Low Cost Curring Cabinet

I decided to try my own rendition of a curing cabinet. I built it out of 1/4" foam board with adhesive on one side. I applied a sheet of aluminum prism heavy paper to that adhesive on the foam board. That is the inside surface of the cabinet. I cut the foam board to make a 8x8x12 inch box with a hinged front door. Then purchased a 16 foot roll of UV LEDs with a self-adhesive backing that was suppose to stick to any surface. After assembling the box with hot melt glue I wrapped the LED strip around the inside. I had made black lines 1" apart on the top, sides and bottom panels to follow. The lead to the LED strip sticks out the back and has a socket to take the 12v end from a power supply that came with the LEDs.

I printed four sets of a simple hinge downloaded from Thingivers and these were the very first items cured in the cabinet. I leaned the door against the front during this cure. I timed it for one hour which was too long, a half hour would have sufficed. Only issue is the LEDs get too hot. I cut a few vent holes in the top and back but might need to add a small 12v fan. This is when I found the self-adhesive LEDs don’t stick to all surfaces. I may have to go back and add some strong transfer tape to keep things neat.

Here are photos
Door on the Cabinet with the Form 1+ printed hinges held in place with hot glue

Inside the cabinet with the LEDs turned off. I added a line switch to the power supply. Wish I had added a timer instead.

Shelf inside cabinet to hold items off LEDS on Bottom. Made from clear Plexiglas with styrene tubing as legs.

  • Walt

LEDs turned on. That’s the PLA dirty tank getting a cure treatment. Took 20 minutes for the resin particles to settle to the bottom.


Put a few holes in the back at the bottom, and in the top. Convection will move enough air you shouldn’t require a fan. You probably want to do this anyway. I’ve found that when I put my models in my “jar” to cure, I shouldn’t put the lid on right away. The IPA evaporates off the model but is denser than air so it settles in the container and the model goes from being wet with Alcohol to being in a high vapor concentration of Alcohol which is nearly the same thing. The plastic takes much longer to lose its tackiness if I don’t leave the lid off and after about 10 minutes, blow some air in to “purge” the vapor before putting the lid on.

Also, I thought about putting LEDs on the bottom but decided it was pointless.
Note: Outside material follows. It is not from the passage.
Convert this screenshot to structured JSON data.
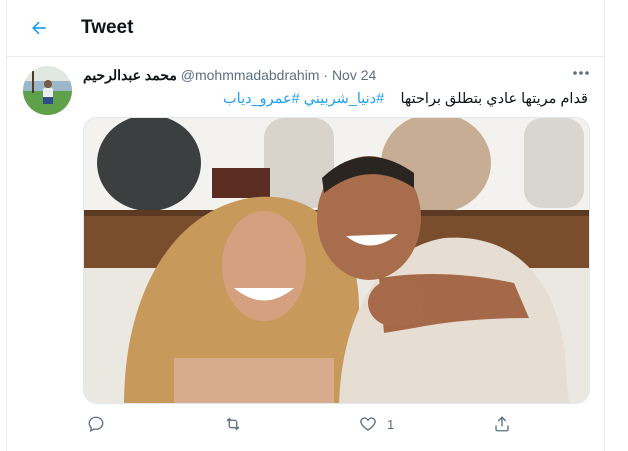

You put the model in sitting on the base, and the base is already fully cured (if you watch the laser when the base is being printed, you’ll see the printer makes about 4 passes over the entire object before moving to the next layer. When actually printing the object, though, it only makes 1 pass). The resin absorbs UV, so little if any useful illumination is going to get through the base to the object above. The LEDs on the bottom aren’t doing you much good because the base of the print “shadows” the rest of the print.

Well, my prints are much, much smaller than what most are doing. You might say I’m doing miniature printing. So this cabinet works perfectly fine for me.

  1. The prints are elevated off the bottom of the cabinet 1" on a clear plastic shelf.
  2. I run with a 25% thinner base that the standard 2.00 base.
  3. The Grey resin is almost transparent so the UV light goes through it for the most part.
  4. The shinny prismatic surface on the inside of the cabinet reflects the light in all directions. All walls plus top and bottom.
  5. I couldn’t wrap the LEDs around the sides, back and door, so over the top and bottom made it easier to open the door.
    Something must be working as it only takes about 15 minutes to cure most items.
    Thanks for your input.
  • Walt